The Canadian National Railway train that went off the rails near the town of Timmins started a conflagration that continued to rage for days. The accident also completely halted traffic on the main east-west rail line through lower Canadian. The destruction of forest land, the spilling of highly toxic heavy tar sands oil into the soil and the economic impact add up to costs to natural and financial resources that may prompt many to ask if the risks of future oil tanker car derailments are worth taking.
The CSX oil train derailment happened in the community of Mount Carbon. Residents and workers had to evacuate to escape flames and choking smoke, and the railroad operator set up a temporary shelter. Fortunately, only one person reported experiencing trouble breathing, but the extent of that individual's inhalation injury was not clear.
A statement from CSX, quoted by television station WVNS, reads:

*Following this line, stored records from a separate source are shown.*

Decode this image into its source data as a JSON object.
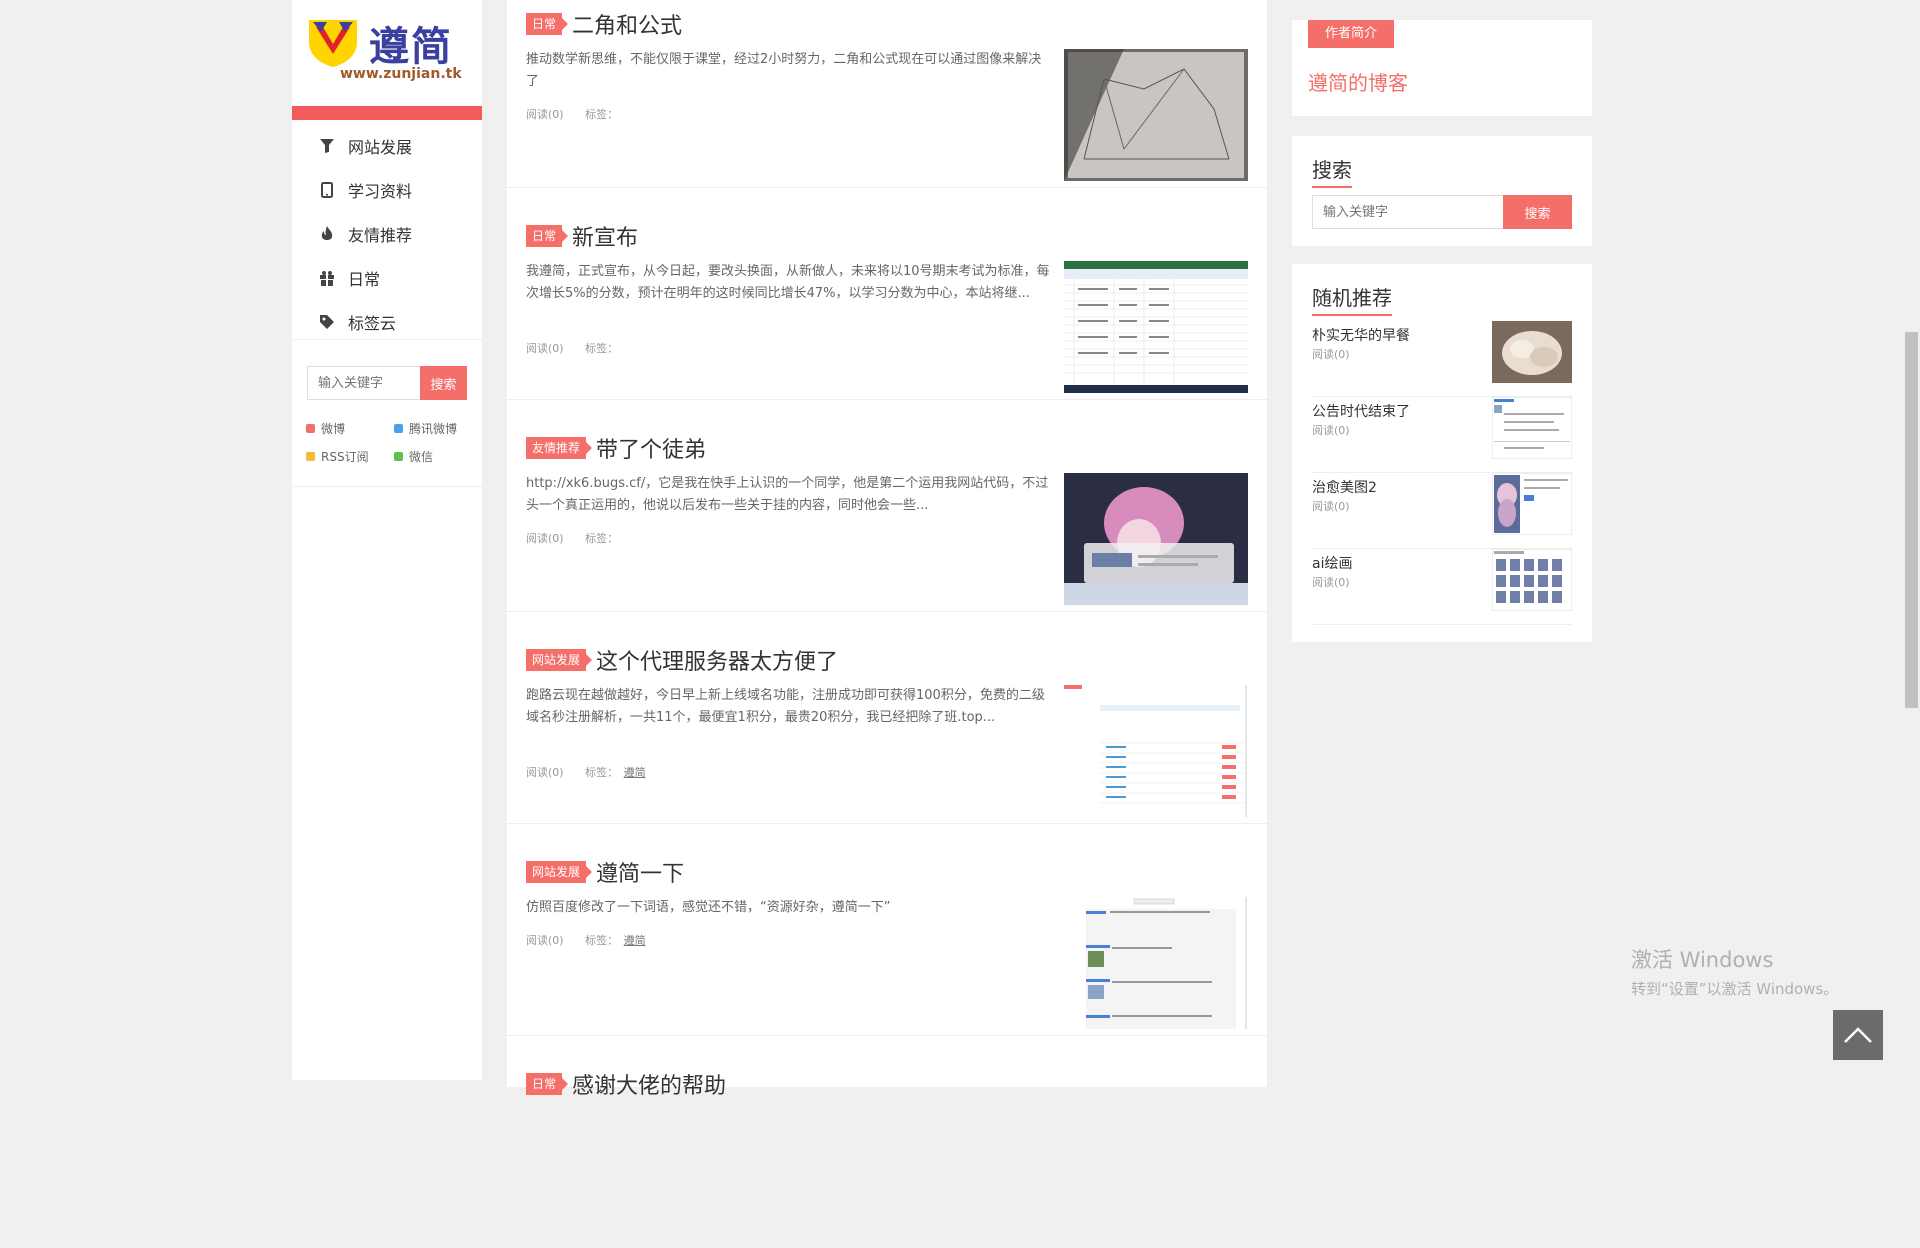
{
  "sidebar": {
    "logo": {
      "text": "遵简",
      "url": "www.zunjian.tk"
    },
    "nav": [
      {
        "label": "网站发展",
        "icon": "funnel-icon"
      },
      {
        "label": "学习资料",
        "icon": "mobile-icon"
      },
      {
        "label": "友情推荐",
        "icon": "flame-icon"
      },
      {
        "label": "日常",
        "icon": "gift-icon"
      },
      {
        "label": "标签云",
        "icon": "tag-icon"
      }
    ],
    "search": {
      "placeholder": "输入关键字",
      "button": "搜索"
    },
    "social": [
      {
        "label": "微博",
        "color": "#f46f6a"
      },
      {
        "label": "腾讯微博",
        "color": "#4aa3ea"
      },
      {
        "label": "RSS订阅",
        "color": "#f5b93b"
      },
      {
        "label": "微信",
        "color": "#5cc24a"
      }
    ]
  },
  "posts": [
    {
      "category": "日常",
      "title": "二角和公式",
      "excerpt": "推动数学新思维，不能仅限于课堂，经过2小时努力，二角和公式现在可以通过图像来解决了",
      "read": "阅读(0)",
      "tags_label": "标签：",
      "tag": "",
      "thumb": "geometry-sketch"
    },
    {
      "category": "日常",
      "title": "新宣布",
      "excerpt": "我遵简，正式宣布，从今日起，要改头换面，从新做人，未来将以10号期末考试为标准，每次增长5%的分数，预计在明年的这时候同比增长47%，以学习分数为中心，本站将继...",
      "read": "阅读(0)",
      "tags_label": "标签：",
      "tag": "",
      "thumb": "spreadsheet"
    },
    {
      "category": "友情推荐",
      "title": "带了个徒弟",
      "excerpt": "http://xk6.bugs.cf/，它是我在快手上认识的一个同学，他是第二个运用我网站代码，不过头一个真正运用的，他说以后发布一些关于挂的内容，同时他会一些...",
      "read": "阅读(0)",
      "tags_label": "标签：",
      "tag": "",
      "thumb": "anime-screen"
    },
    {
      "category": "网站发展",
      "title": "这个代理服务器太方便了",
      "excerpt": "跑路云现在越做越好，今日早上新上线域名功能，注册成功即可获得100积分，免费的二级域名秒注册解析，一共11个，最便宜1积分，最贵20积分，我已经把除了班.top...",
      "read": "阅读(0)",
      "tags_label": "标签：",
      "tag": "遵简",
      "thumb": "web-admin"
    },
    {
      "category": "网站发展",
      "title": "遵简一下",
      "excerpt": "仿照百度修改了一下词语，感觉还不错，“资源好杂，遵简一下”",
      "read": "阅读(0)",
      "tags_label": "标签：",
      "tag": "遵简",
      "thumb": "search-results"
    },
    {
      "category": "日常",
      "title": "感谢大佬的帮助",
      "excerpt": "",
      "read": "",
      "tags_label": "",
      "tag": "",
      "thumb": ""
    }
  ],
  "author": {
    "tag": "作者简介",
    "link": "遵简的博客"
  },
  "right_search": {
    "heading": "搜索",
    "placeholder": "输入关键字",
    "button": "搜索"
  },
  "random": {
    "heading": "随机推荐",
    "items": [
      {
        "title": "朴实无华的早餐",
        "read": "阅读(0)",
        "thumb": "food-photo"
      },
      {
        "title": "公告时代结束了",
        "read": "阅读(0)",
        "thumb": "web-page"
      },
      {
        "title": "治愈美图2",
        "read": "阅读(0)",
        "thumb": "anime-page"
      },
      {
        "title": "ai绘画",
        "read": "阅读(0)",
        "thumb": "image-grid"
      }
    ]
  },
  "watermark": {
    "line1": "激活 Windows",
    "line2": "转到“设置”以激活 Windows。"
  },
  "colors": {
    "accent": "#f46f6a",
    "background": "#f0f0f0"
  }
}
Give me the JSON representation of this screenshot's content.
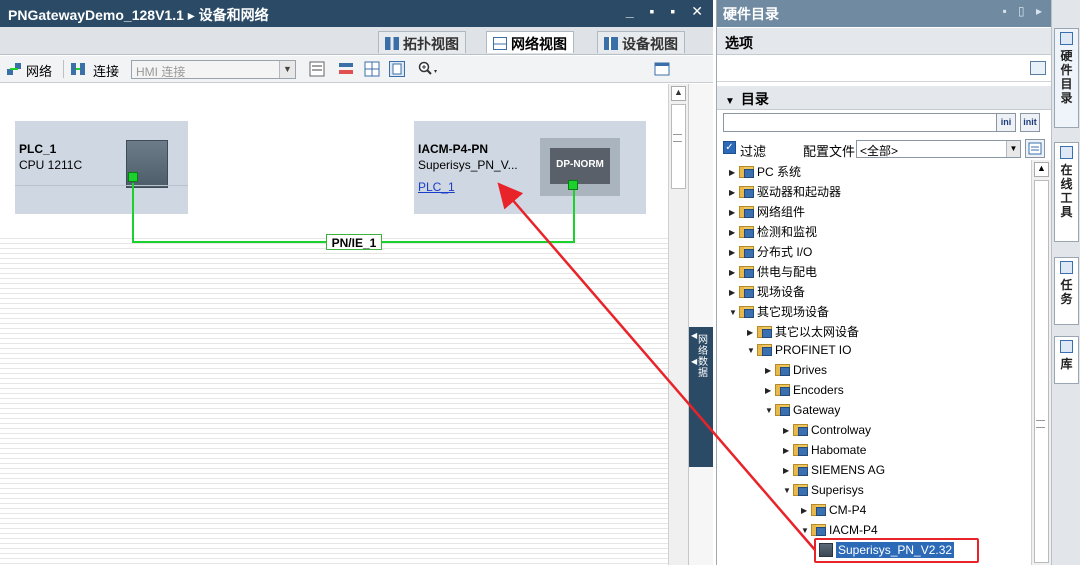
{
  "left_window": {
    "title": "PNGatewayDemo_128V1.1 ▸ 设备和网络",
    "window_buttons": "_ ▪ ▪ ✕"
  },
  "view_tabs": {
    "topology": "拓扑视图",
    "network": "网络视图",
    "device": "设备视图"
  },
  "toolbar": {
    "network": "网络",
    "connections": "连接",
    "hmi_connection": "HMI 连接"
  },
  "devices": {
    "plc": {
      "name": "PLC_1",
      "type": "CPU 1211C"
    },
    "gateway": {
      "name": "IACM-P4-PN",
      "type": "Superisys_PN_V...",
      "link": "PLC_1",
      "module_label": "DP-NORM"
    }
  },
  "network": {
    "subnet_label": "PN/IE_1"
  },
  "side_strip": {
    "label": "网络数据"
  },
  "catalog": {
    "title": "硬件目录",
    "options_header": "选项",
    "catalog_header": "目录",
    "search_value": "",
    "search_btn_1": "ini",
    "search_btn_2": "init",
    "filter_label": "过滤",
    "profile_label": "配置文件",
    "profile_value": "<全部>",
    "tree": [
      {
        "label": "PC 系统",
        "indent": 0,
        "expanded": false,
        "kind": "folder"
      },
      {
        "label": "驱动器和起动器",
        "indent": 0,
        "expanded": false,
        "kind": "folder"
      },
      {
        "label": "网络组件",
        "indent": 0,
        "expanded": false,
        "kind": "folder"
      },
      {
        "label": "检测和监视",
        "indent": 0,
        "expanded": false,
        "kind": "folder"
      },
      {
        "label": "分布式 I/O",
        "indent": 0,
        "expanded": false,
        "kind": "folder"
      },
      {
        "label": "供电与配电",
        "indent": 0,
        "expanded": false,
        "kind": "folder"
      },
      {
        "label": "现场设备",
        "indent": 0,
        "expanded": false,
        "kind": "folder"
      },
      {
        "label": "其它现场设备",
        "indent": 0,
        "expanded": true,
        "kind": "folder"
      },
      {
        "label": "其它以太网设备",
        "indent": 1,
        "expanded": false,
        "kind": "folder"
      },
      {
        "label": "PROFINET IO",
        "indent": 1,
        "expanded": true,
        "kind": "folder"
      },
      {
        "label": "Drives",
        "indent": 2,
        "expanded": false,
        "kind": "folder"
      },
      {
        "label": "Encoders",
        "indent": 2,
        "expanded": false,
        "kind": "folder"
      },
      {
        "label": "Gateway",
        "indent": 2,
        "expanded": true,
        "kind": "folder"
      },
      {
        "label": "Controlway",
        "indent": 3,
        "expanded": false,
        "kind": "folder"
      },
      {
        "label": "Habomate",
        "indent": 3,
        "expanded": false,
        "kind": "folder"
      },
      {
        "label": "SIEMENS AG",
        "indent": 3,
        "expanded": false,
        "kind": "folder"
      },
      {
        "label": "Superisys",
        "indent": 3,
        "expanded": true,
        "kind": "folder"
      },
      {
        "label": "CM-P4",
        "indent": 4,
        "expanded": false,
        "kind": "folder"
      },
      {
        "label": "IACM-P4",
        "indent": 4,
        "expanded": true,
        "kind": "folder"
      },
      {
        "label": "Superisys_PN_V2.32",
        "indent": 5,
        "expanded": null,
        "kind": "device",
        "selected": true
      }
    ]
  },
  "vertical_tabs": [
    "硬件目录",
    "在线工具",
    "任务",
    "库"
  ],
  "colors": {
    "title_dark": "#2a4a65",
    "catalog_title": "#6f8aa1",
    "network_green": "#1bd12b",
    "selection_blue": "#2c6ab8",
    "annotation_red": "#e8242a"
  }
}
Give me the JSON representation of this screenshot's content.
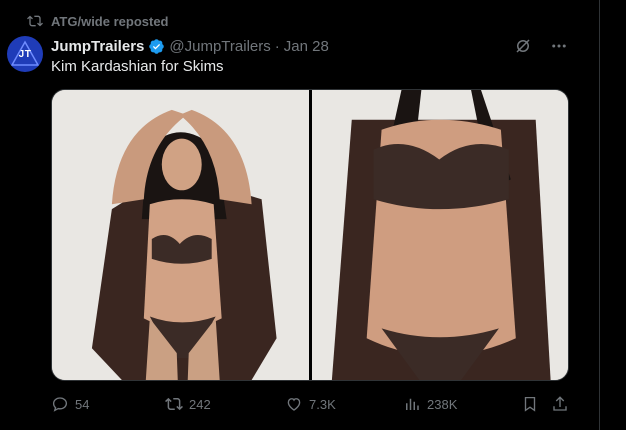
{
  "repost": {
    "label": "ATG/wide reposted",
    "icon": "repost-icon"
  },
  "author": {
    "avatar_text": "JT",
    "name": "JumpTrailers",
    "handle": "@JumpTrailers",
    "separator": "·",
    "date": "Jan 28"
  },
  "post": {
    "text": "Kim Kardashian for Skims"
  },
  "stats": {
    "replies": "54",
    "reposts": "242",
    "likes": "7.3K",
    "views": "238K"
  },
  "colors": {
    "background": "#000000",
    "muted": "#71767b",
    "text": "#e7e9ea",
    "verified": "#1d9bf0",
    "avatar": "#1f3cb8"
  }
}
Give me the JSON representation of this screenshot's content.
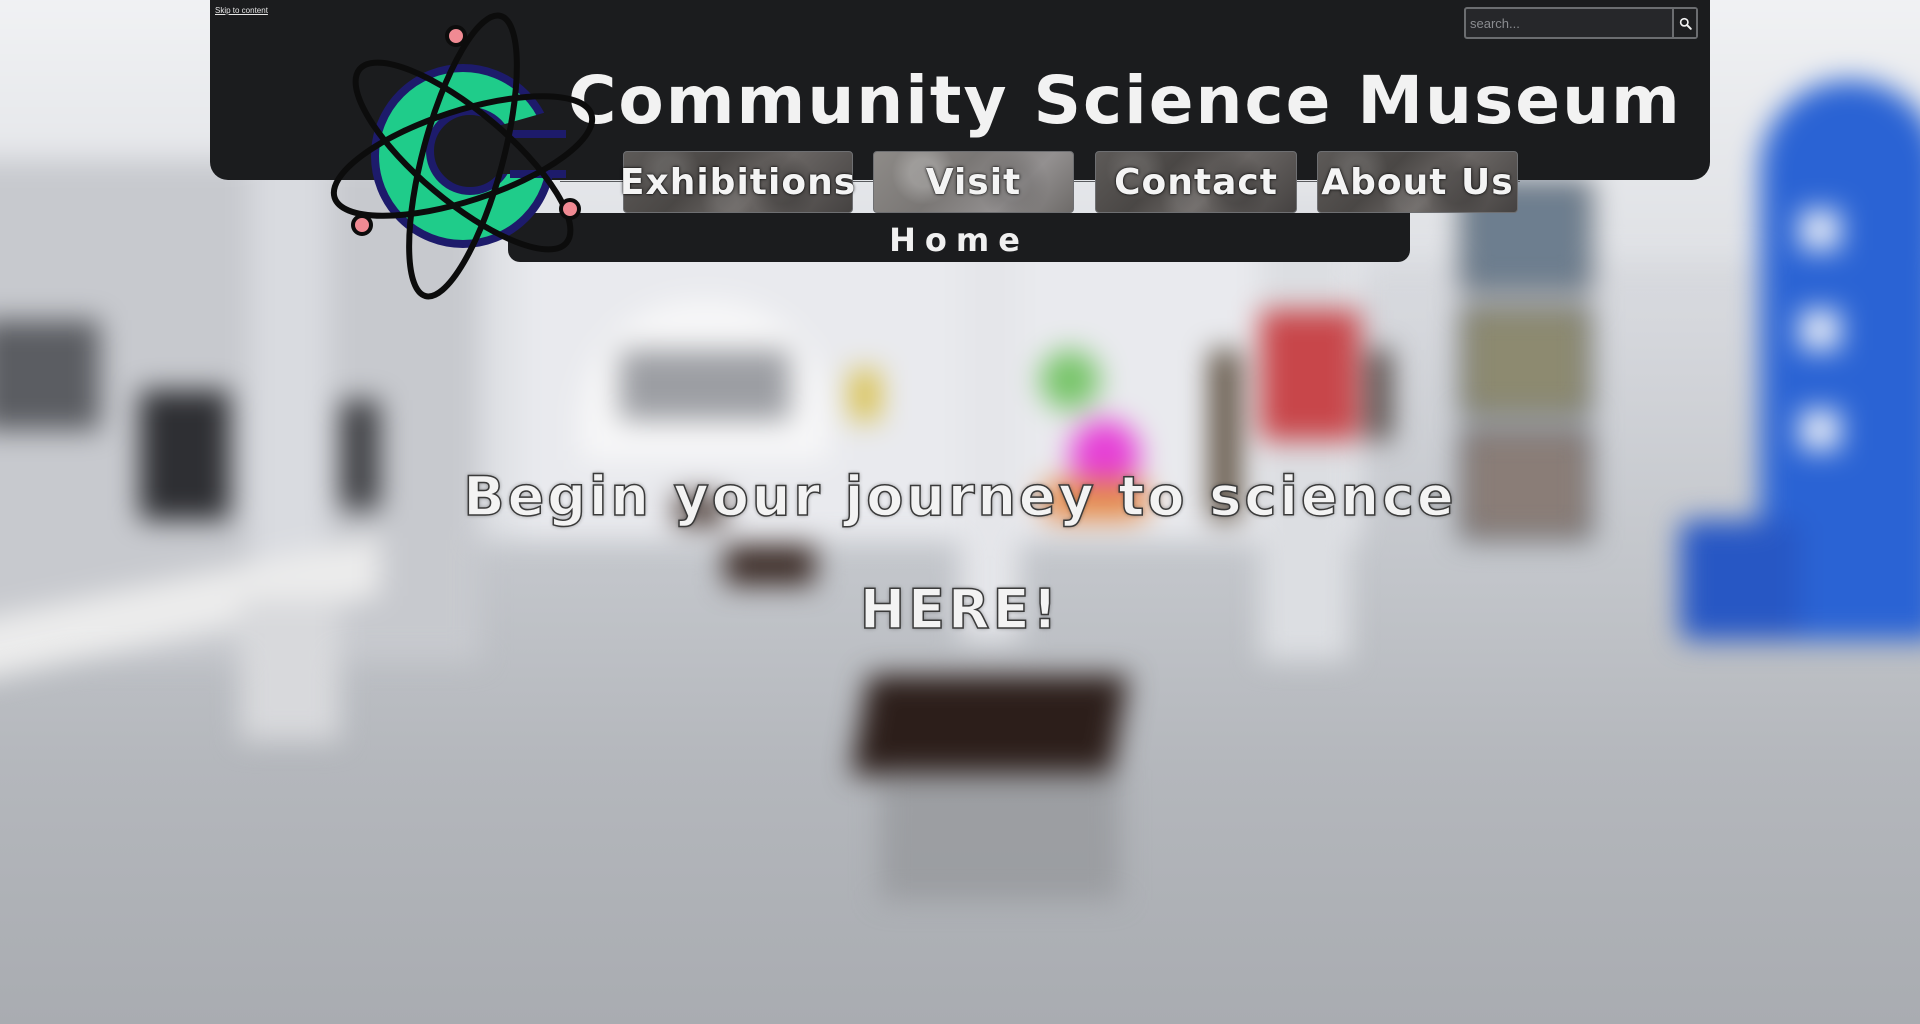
{
  "skip_link": "Skip to content",
  "search": {
    "placeholder": "search..."
  },
  "site_title": "Community Science Museum",
  "nav": {
    "items": [
      {
        "label": "Exhibitions"
      },
      {
        "label": "Visit"
      },
      {
        "label": "Contact"
      },
      {
        "label": "About Us"
      }
    ],
    "current_page": "Home"
  },
  "hero": {
    "line1": "Begin your journey to science",
    "line2": "HERE!"
  },
  "colors": {
    "header_bg": "#1b1c1e",
    "logo_green": "#1fcc8a",
    "logo_navy": "#1d1b6b",
    "logo_dot": "#f08a93"
  },
  "icons": {
    "search_button": "search-icon",
    "logo": "atom-c-logo-icon"
  }
}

[Our] teams are working with first responders on the derailment this afternoon of an oil train near Mount Carbon, WV. At least one rail car appears to have ruptured and caught fire. The derailment has resulted in the precautionary evacuation of nearby communities, and precautionary suspension of operation at the Cedar Grove and Montgomery water treatment plants. CSX is working with the Red Cross and other relief organizations to address residents' needs, taking into account winter storm conditions. These efforts include shelters for residents who have been evacuated. CSX teams also are working with first responders to address the fire, to determine how many rail cars derailed, and to deploy environmental protective and monitoring measures on land, air and in the nearby Kanawha River. The company also is working with public officials and investigative agencies to address their needs.
At least one nearby home got destroyed, and the extent of contamination of the Kanawha River, from which drinking water is drawn, may not be known for some time.
These potential disasters come after the oil train explosion in Lac-Mégantic that killed some 50 people and leveled much of that eastern Quebec town. Closer to home, several CSX oil tank cars fell into the James River in Lynchburg, Virginia (VA), in April 2014, raising concerns about water safety that remains unsettled.
As a personal injury and wrongful death attorney who specializes in helping victims of railroad accidents, I have tracked the safety of shipping oil by rail for many years. Progress on improving tanker car design, routing trains around cities and ensuring the integrity of bridges and rights-of-way has come slowly, and often in the face of resistance from petroleum producers and rail corporations.
More needs to be done more quickly and by more stakeholders. As things now stand, the question is not if another oil train fire and explosion that inflicts dozens of deaths and irreversible environmental damage will occur, but when.